UFOs, ghosts, crop circles: sceptics fight back

Fifty years ago, an American pilot spotted flying saucers. Now gullibility seems to have taken over. Roger Dobson talks to some doubters
Almost 50 years to the day after flying saucers first burst upon the world, Britain's sceptics have had enough.

After half a century of private fuming over claims of UFOs, alien abductions, the Bermuda triangle, not to mention people who say they can bend spoons, the doubters are on the attack. A national network of sceptics has been set up to demolish publicly what its members consider bogus, unscientific, or unproven and their hit list is wide-ranging. It goes beyond aliens and takes in astrology, alternative medicine, crop circles, telepathy, bogus hypnotists, lucky lottery numbers, ghosts, and superstitions about the millennium. The Association for Skeptical Enquiry intends to counteract what its members, who include psychologists, scientists, academics and civil servants, consider to be wild and unsubstantiated allegations, by contacting the media, or talking to any other interested party.

Its launch comes just before this Tuesday's 50th anniversary of the birth of the flying saucer legend. On 24 June, 1947, Kenneth Arnold, an American pilot, reported sighting nine disc-shaped objects over Mount Rainier in Washington state.

"We believe we need a network of people who will be sceptical of unusual claims and demand that they be supported by evidence," said Dr Michael Heap, a clinical psychologist at Sheffield University, who is a member of the association's steering committee. "People should not be allowed to get away with making all these claims or engage in practices that are not supported by existing science or are contradicted by it."

Dr Heap and his colleagues have ready explanations for a lot of what less sceptical souls think are spooky phenomena. UFOs and ghosts, they say, are products of people's imagination. Alien abductions may be epilepsy. Spoon-bending is sleight of hand. "A lot of these claims have no evidence to support them and are irrational. A lot of superstitions have, for instance, been generated around the lottery about lucky numbers and so on," Dr Heap says. The sceptics are advertising in The Psychologist magazine for fellow doubters, with the aim of building a directory of sceptical specialists who will respond to unsubstantiated claims.
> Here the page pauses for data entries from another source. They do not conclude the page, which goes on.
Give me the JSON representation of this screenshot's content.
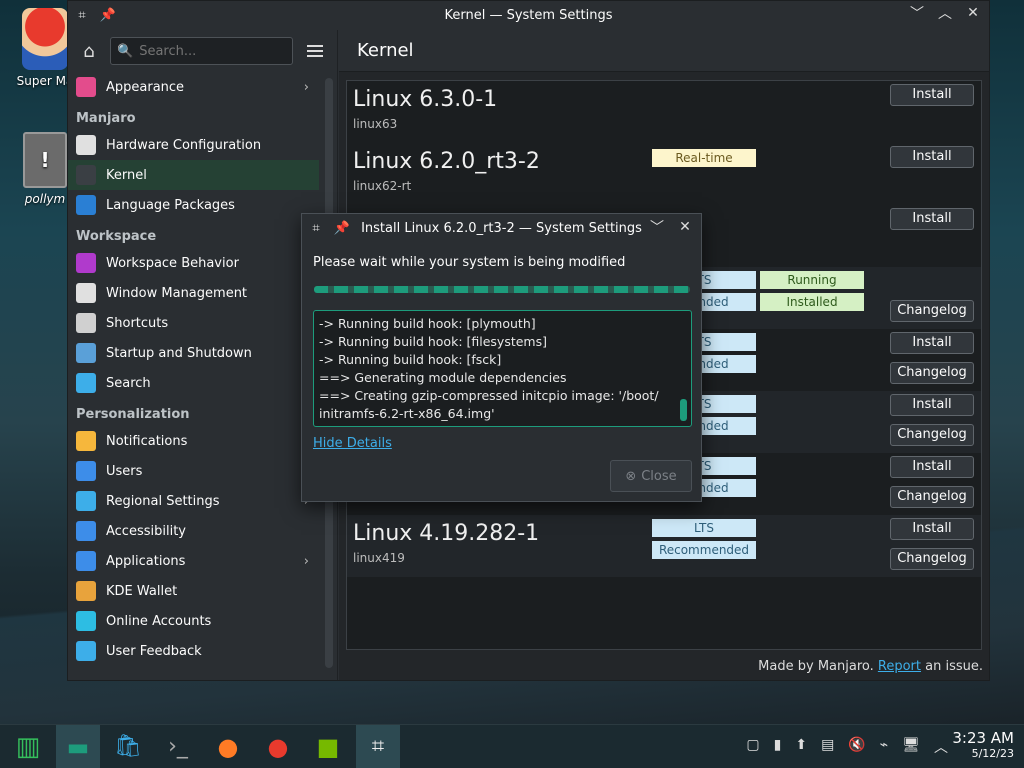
{
  "desktop": {
    "icons": [
      {
        "label": "Super Ma"
      },
      {
        "label": "pollym"
      }
    ]
  },
  "window": {
    "title": "Kernel — System Settings",
    "buttons": {
      "minimize": "﹀",
      "maximize": "︿",
      "close": "✕"
    }
  },
  "sidebar": {
    "search_placeholder": "Search...",
    "items": [
      {
        "type": "item",
        "label": "Appearance",
        "icon": "appearance-icon",
        "color": "#e34c8c",
        "arrow": true
      },
      {
        "type": "section",
        "label": "Manjaro"
      },
      {
        "type": "item",
        "label": "Hardware Configuration",
        "icon": "hardware-icon",
        "color": "#e0e0e0",
        "arrow": false
      },
      {
        "type": "item",
        "label": "Kernel",
        "icon": "kernel-icon",
        "color": "#3a3f44",
        "arrow": false,
        "active": true
      },
      {
        "type": "item",
        "label": "Language Packages",
        "icon": "language-icon",
        "color": "#2a7fd4",
        "arrow": false
      },
      {
        "type": "section",
        "label": "Workspace"
      },
      {
        "type": "item",
        "label": "Workspace Behavior",
        "icon": "workspace-icon",
        "color": "#b03acc",
        "arrow": true
      },
      {
        "type": "item",
        "label": "Window Management",
        "icon": "window-icon",
        "color": "#e0e0e0",
        "arrow": true
      },
      {
        "type": "item",
        "label": "Shortcuts",
        "icon": "shortcuts-icon",
        "color": "#d0d0d0",
        "arrow": true
      },
      {
        "type": "item",
        "label": "Startup and Shutdown",
        "icon": "startup-icon",
        "color": "#5aa0d8",
        "arrow": true
      },
      {
        "type": "item",
        "label": "Search",
        "icon": "search-icon",
        "color": "#3daee9",
        "arrow": true
      },
      {
        "type": "section",
        "label": "Personalization"
      },
      {
        "type": "item",
        "label": "Notifications",
        "icon": "bell-icon",
        "color": "#f6b73c",
        "arrow": false
      },
      {
        "type": "item",
        "label": "Users",
        "icon": "users-icon",
        "color": "#3d8de9",
        "arrow": false
      },
      {
        "type": "item",
        "label": "Regional Settings",
        "icon": "regional-icon",
        "color": "#3daee9",
        "arrow": true
      },
      {
        "type": "item",
        "label": "Accessibility",
        "icon": "accessibility-icon",
        "color": "#3d8de9",
        "arrow": false
      },
      {
        "type": "item",
        "label": "Applications",
        "icon": "applications-icon",
        "color": "#3d8de9",
        "arrow": true
      },
      {
        "type": "item",
        "label": "KDE Wallet",
        "icon": "wallet-icon",
        "color": "#e8a33c",
        "arrow": false
      },
      {
        "type": "item",
        "label": "Online Accounts",
        "icon": "online-accounts-icon",
        "color": "#2dbde3",
        "arrow": false
      },
      {
        "type": "item",
        "label": "User Feedback",
        "icon": "feedback-icon",
        "color": "#3daee9",
        "arrow": false
      }
    ]
  },
  "content": {
    "title": "Kernel",
    "kernels": [
      {
        "name": "Linux 6.3.0-1",
        "pkg": "linux63",
        "badges": [],
        "buttons": [
          "Install"
        ]
      },
      {
        "name": "Linux 6.2.0_rt3-2",
        "pkg": "linux62-rt",
        "badges": [
          {
            "text": "Real-time",
            "kind": "rt"
          }
        ],
        "buttons": [
          "Install"
        ]
      },
      {
        "name": "",
        "pkg": "",
        "badges": [],
        "buttons": [
          "Install"
        ]
      },
      {
        "name": "",
        "pkg": "",
        "badges": [
          {
            "text": "TS",
            "kind": "lts"
          },
          {
            "text": "mended",
            "kind": "lts"
          },
          {
            "text": "Running",
            "kind": "green"
          },
          {
            "text": "Installed",
            "kind": "green"
          }
        ],
        "buttons": [
          "Changelog"
        ]
      },
      {
        "name": "",
        "pkg": "",
        "badges": [
          {
            "text": "TS",
            "kind": "lts"
          },
          {
            "text": "mended",
            "kind": "lts"
          }
        ],
        "buttons": [
          "Install",
          "Changelog"
        ]
      },
      {
        "name": "",
        "pkg": "",
        "badges": [
          {
            "text": "TS",
            "kind": "lts"
          },
          {
            "text": "mended",
            "kind": "lts"
          }
        ],
        "buttons": [
          "Install",
          "Changelog"
        ]
      },
      {
        "name": "",
        "pkg": "",
        "badges": [
          {
            "text": "TS",
            "kind": "lts"
          },
          {
            "text": "mended",
            "kind": "lts"
          }
        ],
        "buttons": [
          "Install",
          "Changelog"
        ]
      },
      {
        "name": "Linux 4.19.282-1",
        "pkg": "linux419",
        "badges": [
          {
            "text": "LTS",
            "kind": "lts"
          },
          {
            "text": "Recommended",
            "kind": "lts"
          }
        ],
        "buttons": [
          "Install",
          "Changelog"
        ]
      }
    ],
    "footer_prefix": "Made by Manjaro.",
    "footer_link": "Report",
    "footer_suffix": "an issue."
  },
  "dialog": {
    "title": "Install Linux 6.2.0_rt3-2 — System Settings",
    "message": "Please wait while your system is being modified",
    "log_lines": [
      "-> Running build hook: [plymouth]",
      "-> Running build hook: [filesystems]",
      "-> Running build hook: [fsck]",
      "==> Generating module dependencies",
      "==> Creating gzip-compressed initcpio image: '/boot/",
      "initramfs-6.2-rt-x86_64.img'"
    ],
    "hide_details": "Hide Details",
    "close_label": "Close"
  },
  "taskbar": {
    "time": "3:23 AM",
    "date": "5/12/23"
  }
}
Their first newsletter, The Skeptical Intelligencer, tackles astrology, homeopathy, alternative medicine, and Chinese pseudo-science. Mystical beliefs about Stonehenge, Vitamin C as a cold cure and telepathy are next on the list. Wayne Spencer, the editor, is particularly sceptical about astrological claims of links between the position of planets and births of eminent people. "It is suggested that the tidal pull of a planet affects the Sun's magnetic field, which, in turn, creates a resonance effect in the distinctive pre-natal nervous system of the eminent professional-to- be, which, in turn, causes him to be born when the parent planet is in a certain position in the sky," he says.
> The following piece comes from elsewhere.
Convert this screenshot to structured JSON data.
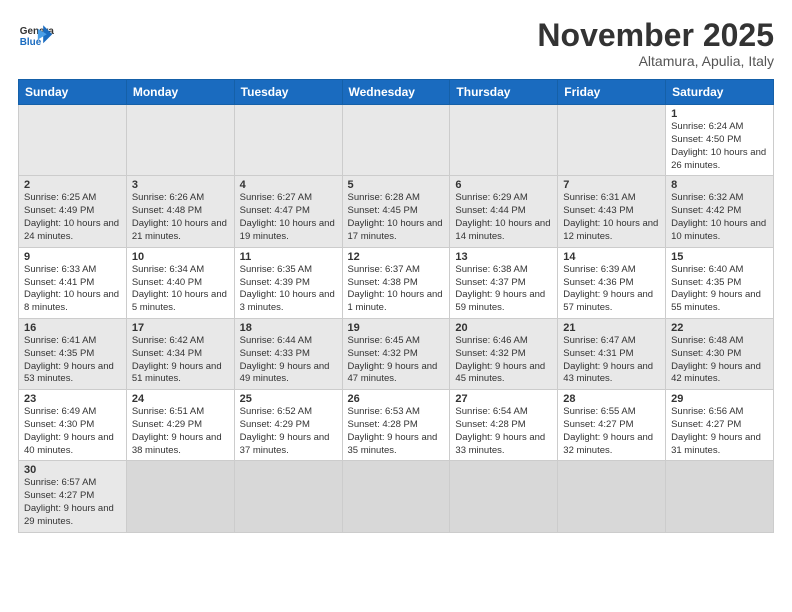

Dr Heap, who is shortly to become president of the British Society of Experimental and Clinical Hypnosis, says it was partly his years of involvement with hypnosis that made him a sceptic. "Ninety-five per cent of claims made for it are wrong, and over the years my eyes have been opened to pseudo-science," he said. "It is about personality too. I, and many other people in the network, do not like to hear people making claims that appear to be bogus. Often there are people making money out of it by publishing books about disappearing ships and visitors from outer space."

The British sceptics, who hope they will at least be able to ground some of the more fanciful theories and ideas, are planning to meet like-minded sceptics from Europe in Spain this year.